MARKS and Spencer are the latest organisation to release a social media selfie campaign in an attempt to raise money for breast cancer research. True to trend they've coined a hashtag: #showyourstrap. Women, including celebrities, have taken to social media to do just that, flashing their bra sraps in support. 

...the #ShowYourStrap campaign has been accused of 'sexualising' the disease

As a part of the initiative, M&S have been working with seven women, all of whom have been affected by breast cancer, to launch and model a lingerie collection including a post surgery bra. Ten percent from each sale is donated to Breast Cancer Now.

The retail giant is not new to fundraising efforts and has raised over £20 million for breast cancer charities so far. With this new campaign, they set out to raise a further £13 million in five years.

In the main it's a valiant effort. 

Despite their campaigning, the #ShowYourStrap campaign has been accused of 'sexualising' the disease, by both sufferers and survivors. Others consider it insensitive, as many patients of breast cancer have to undergo mastectomies, bra shopping can be an ordeal in itself. 

The accusations keep on coming...

With only one post-surgery bra available, some believe the campaign is nothing more than a distasteful marketing ploy in order to promote their own underwear range designed by model Rosie Huntingdon-Whiteley.

Sexualising cancerSexualising cancer? 

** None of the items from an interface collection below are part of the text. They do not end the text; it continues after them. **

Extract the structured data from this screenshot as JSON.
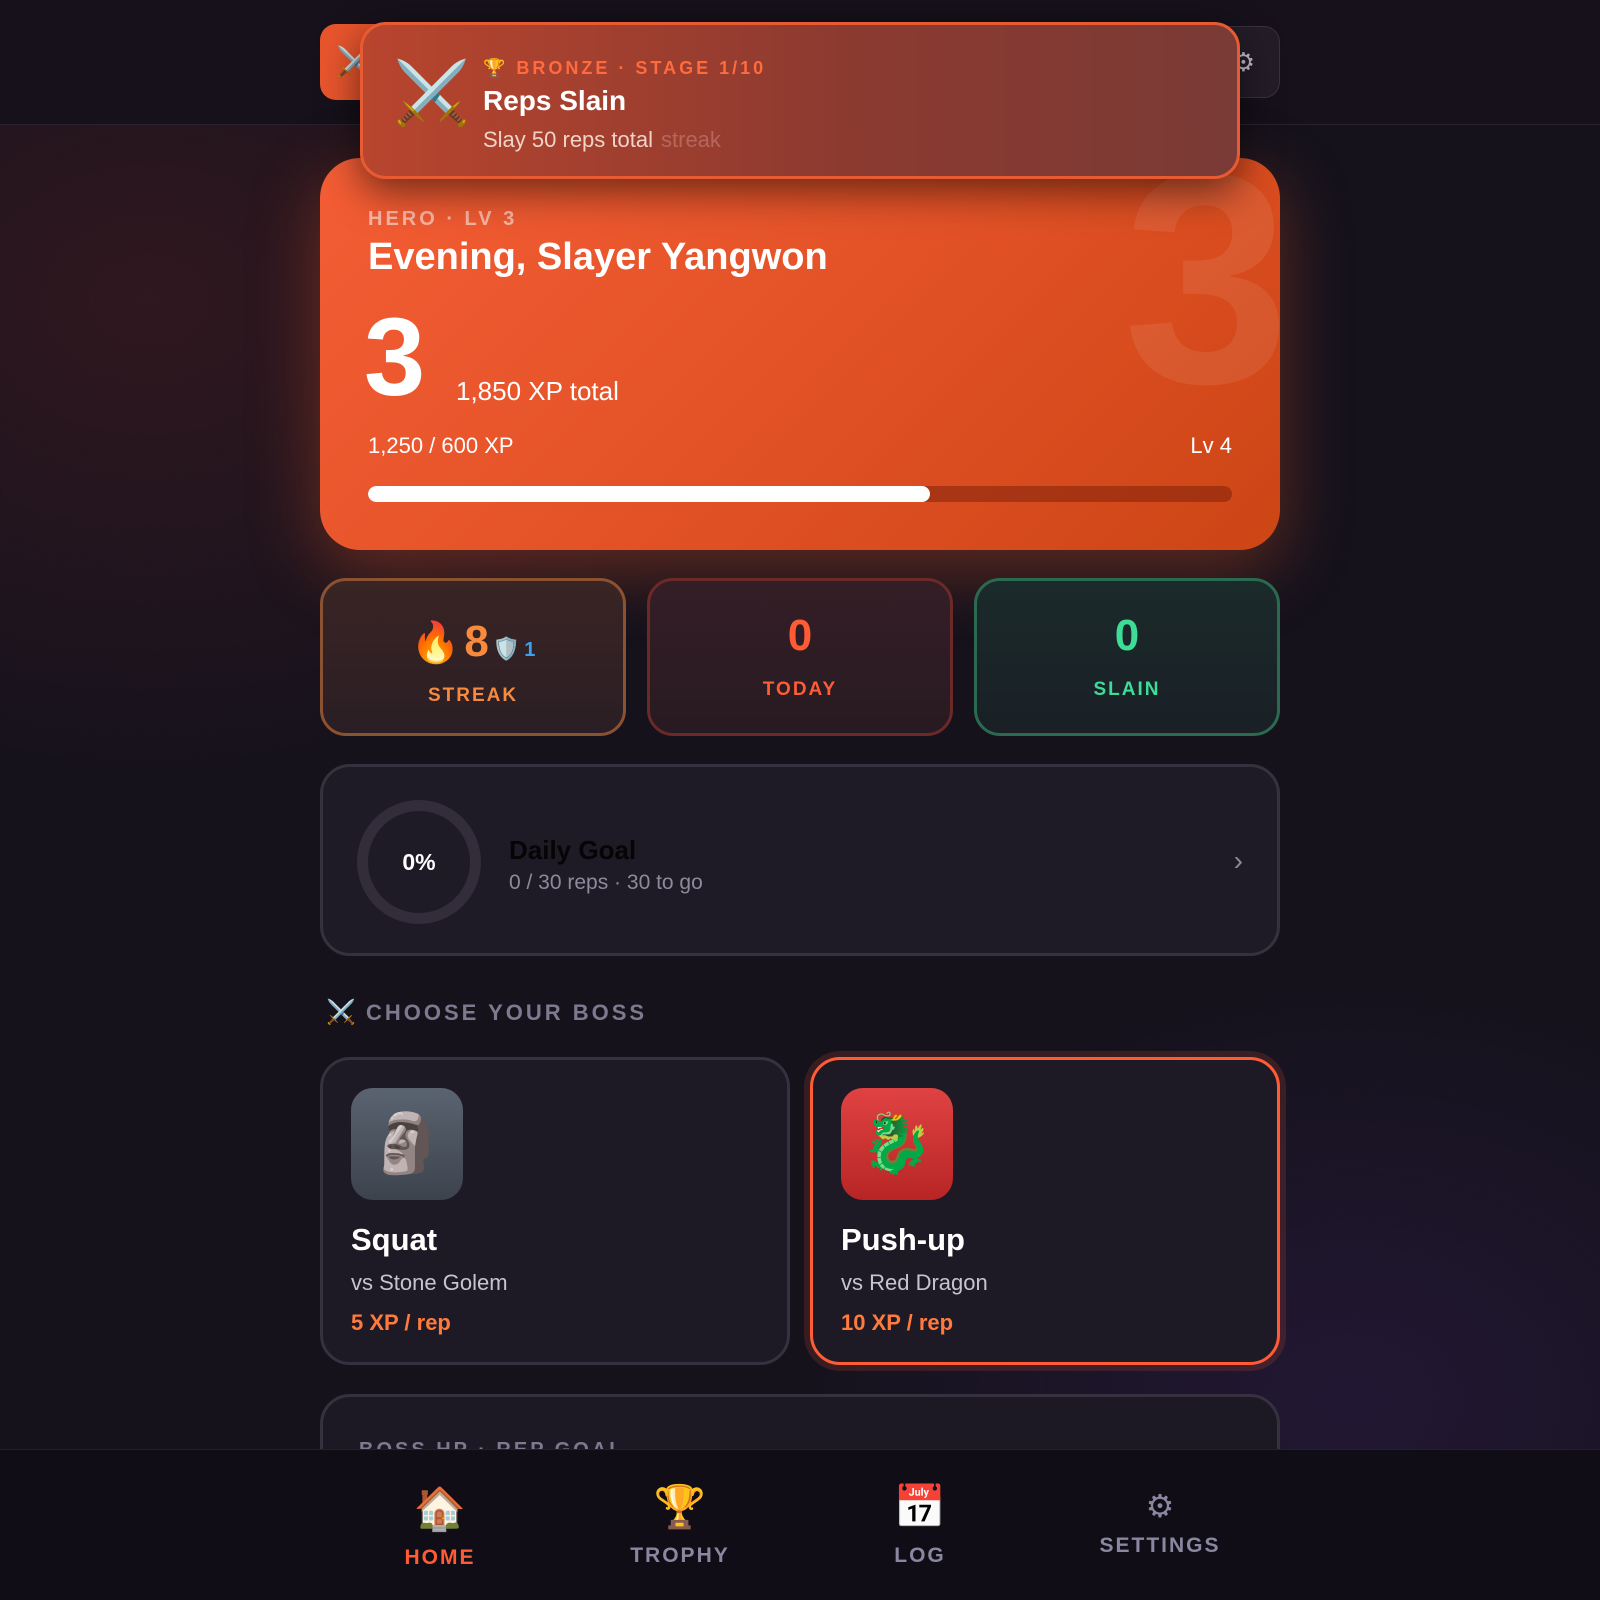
{
  "topbar": {
    "logo_icon": "⚔️",
    "gear_icon": "⚙"
  },
  "toast": {
    "icon": "⚔️",
    "tag": "🏆 BRONZE · STAGE 1/10",
    "title": "Reps Slain",
    "subtitle": "Slay 50 reps total",
    "ghost_text": "streak"
  },
  "hero": {
    "tag": "HERO · LV 3",
    "greeting": "Evening, Slayer Yangwon",
    "level": "3",
    "watermark": "3",
    "xp_total": "1,850 XP total",
    "progress_text": "1,250 / 600 XP",
    "next_level": "Lv 4",
    "progress_fraction": 0.65
  },
  "stats": {
    "streak": {
      "icon": "🔥",
      "value": "8",
      "shield_icon": "🛡️",
      "shields": "1",
      "label": "STREAK"
    },
    "today": {
      "value": "0",
      "label": "TODAY"
    },
    "slain": {
      "value": "0",
      "label": "SLAIN"
    }
  },
  "daily_goal": {
    "percent": "0%",
    "title": "Daily Goal",
    "subtitle": "0 / 30 reps · 30 to go",
    "chevron": "›"
  },
  "bosses_section": {
    "icon": "⚔️",
    "title": "CHOOSE YOUR BOSS",
    "items": [
      {
        "icon": "🗿",
        "name": "Squat",
        "vs": "vs Stone Golem",
        "xp": "5 XP / rep",
        "selected": false
      },
      {
        "icon": "🐉",
        "name": "Push-up",
        "vs": "vs Red Dragon",
        "xp": "10 XP / rep",
        "selected": true
      }
    ]
  },
  "boss_hp": {
    "label": "BOSS HP · REP GOAL"
  },
  "nav": {
    "items": [
      {
        "icon": "🏠",
        "label": "HOME",
        "active": true
      },
      {
        "icon": "🏆",
        "label": "TROPHY",
        "active": false
      },
      {
        "icon": "📅",
        "label": "LOG",
        "active": false
      },
      {
        "icon": "⚙",
        "label": "SETTINGS",
        "active": false
      }
    ]
  },
  "colors": {
    "accent": "#ff5c35",
    "hero_gradient_start": "#f45d35",
    "hero_gradient_end": "#cc4515",
    "streak": "#f78a3d",
    "today": "#ff5c35",
    "slain": "#3ddc97",
    "background": "#15121c"
  }
}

In response, rival campaign '#showyourscar' came into effect. Breast cancer survivors and sufferers retaliated by posting and hashtagging images of their battle wounds in order to show the real and raw face of the illness. The response has been met with praise, #showyourscar is the kind of hashtag selfie campaign for which the real motivation cannot be mistaken or ignored.

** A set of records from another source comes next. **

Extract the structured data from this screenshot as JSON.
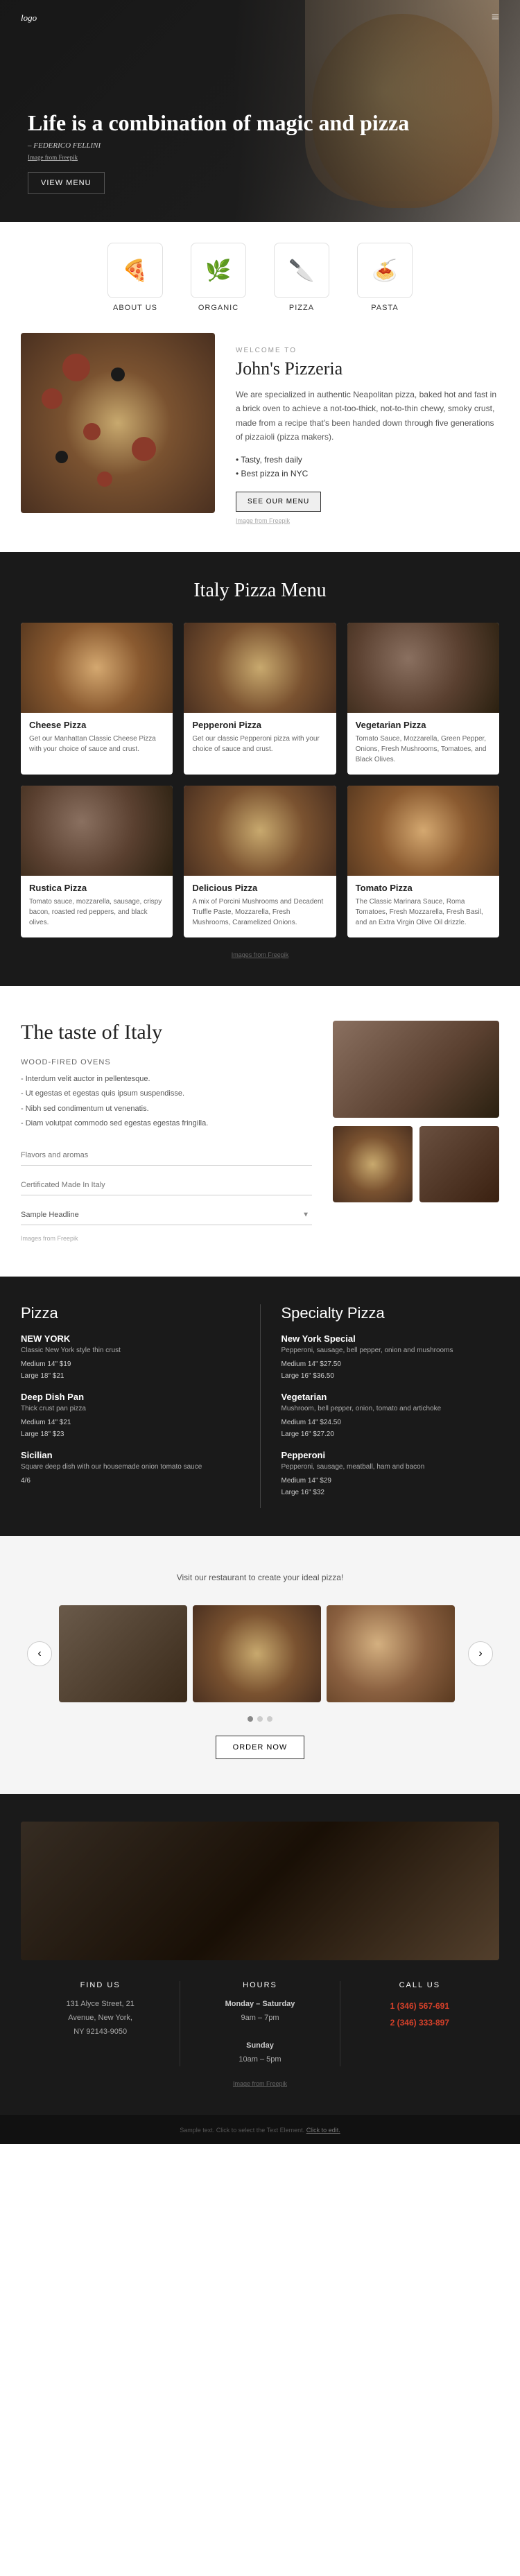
{
  "nav": {
    "logo": "logo",
    "hamburger": "≡"
  },
  "hero": {
    "title": "Life is a combination of magic and pizza",
    "subtitle": "– FEDERICO FELLINI",
    "image_credit": "Image from Freepik",
    "image_credit_link": "#",
    "btn_label": "VIEW MENU"
  },
  "categories": [
    {
      "id": "about-us",
      "icon": "🍕",
      "label": "ABOUT US"
    },
    {
      "id": "organic",
      "icon": "🌿",
      "label": "ORGANIC"
    },
    {
      "id": "pizza",
      "icon": "🔪",
      "label": "PIZZA"
    },
    {
      "id": "pasta",
      "icon": "🍜",
      "label": "PASTA"
    }
  ],
  "welcome": {
    "label": "WELCOME TO",
    "title": "John's Pizzeria",
    "desc": "We are specialized in authentic Neapolitan pizza, baked hot and fast in a brick oven to achieve a not-too-thick, not-to-thin chewy, smoky crust, made from a recipe that's been handed down through five generations of pizzaioli (pizza makers).",
    "list": [
      "Tasty, fresh daily",
      "Best pizza in NYC"
    ],
    "btn_label": "SEE OUR MENU",
    "image_credit": "Image from Freepik",
    "image_credit_link": "#"
  },
  "pizza_menu": {
    "title": "Italy Pizza Menu",
    "items": [
      {
        "name": "Cheese Pizza",
        "desc": "Get our Manhattan Classic Cheese Pizza with your choice of sauce and crust.",
        "img_class": "medium"
      },
      {
        "name": "Pepperoni Pizza",
        "desc": "Get our classic Pepperoni pizza with your choice of sauce and crust.",
        "img_class": ""
      },
      {
        "name": "Vegetarian Pizza",
        "desc": "Tomato Sauce, Mozzarella, Green Pepper, Onions, Fresh Mushrooms, Tomatoes, and Black Olives.",
        "img_class": "dark"
      },
      {
        "name": "Rustica Pizza",
        "desc": "Tomato sauce, mozzarella, sausage, crispy bacon, roasted red peppers, and black olives.",
        "img_class": "dark"
      },
      {
        "name": "Delicious Pizza",
        "desc": "A mix of Porcini Mushrooms and Decadent Truffle Paste, Mozzarella, Fresh Mushrooms, Caramelized Onions.",
        "img_class": ""
      },
      {
        "name": "Tomato Pizza",
        "desc": "The Classic Marinara Sauce, Roma Tomatoes, Fresh Mozzarella, Fresh Basil, and an Extra Virgin Olive Oil drizzle.",
        "img_class": "medium"
      }
    ],
    "image_credit": "Images from Freepik",
    "image_credit_link": "#"
  },
  "taste": {
    "title": "The taste of Italy",
    "wood_fired_label": "Wood-fired ovens",
    "list_items": [
      "Interdum velit auctor in pellentesque.",
      "Ut egestas et egestas quis ipsum suspendisse.",
      "Nibh sed condimentum ut venenatis.",
      "Diam volutpat commodo sed egestas egestas fringilla."
    ],
    "flavors_label": "Flavors and aromas",
    "flavors_placeholder": "Flavors and aromas",
    "certified_label": "Certificated Made In Italy",
    "certified_placeholder": "Certificated Made In Italy",
    "sample_label": "Sample Headline",
    "image_credit": "Images from Freepik",
    "image_credit_link": "#"
  },
  "specialty": {
    "pizza_title": "Pizza",
    "specialty_title": "Specialty Pizza",
    "pizza_types": [
      {
        "name": "NEW YORK",
        "desc": "Classic New York style thin crust",
        "prices": [
          "Medium 14\" $19",
          "Large 18\" $21"
        ]
      },
      {
        "name": "Deep Dish Pan",
        "desc": "Thick crust pan pizza",
        "prices": [
          "Medium 14\" $21",
          "Large 18\" $23"
        ]
      },
      {
        "name": "Sicilian",
        "desc": "Square deep dish with our housemade onion tomato sauce",
        "prices": [
          "4/6"
        ]
      }
    ],
    "specialty_types": [
      {
        "name": "New York Special",
        "desc": "Pepperoni, sausage, bell pepper, onion and mushrooms",
        "prices": [
          "Medium 14\" $27.50",
          "Large 16\" $36.50"
        ]
      },
      {
        "name": "Vegetarian",
        "desc": "Mushroom, bell pepper, onion, tomato and artichoke",
        "prices": [
          "Medium 14\" $24.50",
          "Large 16\" $27.20"
        ]
      },
      {
        "name": "Pepperoni",
        "desc": "Pepperoni, sausage, meatball, ham and bacon",
        "prices": [
          "Medium 14\" $29",
          "Large 16\" $32"
        ]
      }
    ]
  },
  "gallery": {
    "heading_text": "Visit our restaurant to create your ideal pizza!",
    "desc": "Visit our restaurant to create your ideal pizza!",
    "prev_btn": "‹",
    "next_btn": "›",
    "order_btn": "ORDER NOW",
    "dots": [
      true,
      false,
      false
    ]
  },
  "footer": {
    "find_us_title": "FIND US",
    "find_us_address": "131 Alyce Street, 21\nAvenue, New York,\nNY 92143-9050",
    "hours_title": "HOURS",
    "hours_weekday_label": "Monday – Saturday",
    "hours_weekday": "9am – 7pm",
    "hours_sunday_label": "Sunday",
    "hours_sunday": "10am – 5pm",
    "call_us_title": "CALL US",
    "phone1": "1 (346) 567-691",
    "phone2": "2 (346) 333-897",
    "image_credit": "Image from Freepik",
    "image_credit_link": "#"
  },
  "footer_bar": {
    "text": "Sample text. Click to select the Text Element."
  }
}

The same can't be said for previous hashtag campaigns such as the #IceBucketChallenge and the #NoMakeUpSelfie, while both aim to promote awareness and raise money, the message often becomes dilluted, lost amongst vain self promotion on Twitter and Facebook. Yes, money was raised, but was awareness? Really? Is simply throwing a bucket of ice cold water over your head for a laugh offensive to the plight of ALS sufferers? Is not wearing make-up for one photo trivializing the hardships of cancer? 

Still, all publicity is good publicity, and despite the driving message behind the hashtag campaigns being lost on much of the the participants, it doesn't stop the fact that each campaign so far has raised millions for their chosen charity. Granted that if everyone who had uploaded a selfie had also donated (like they were supposed to) then there would have been a lot more money raised. Still, you can't get through to them all.

And let's face it, we'd much rather have our social media feeds saturated with charity hashtag campaigns than some spoilt kid hunting for likes to bag a free pair of trainers...

Fighting the same fight is supporting the same cause: #showyourstrap #showyourscar #beatbreastcancer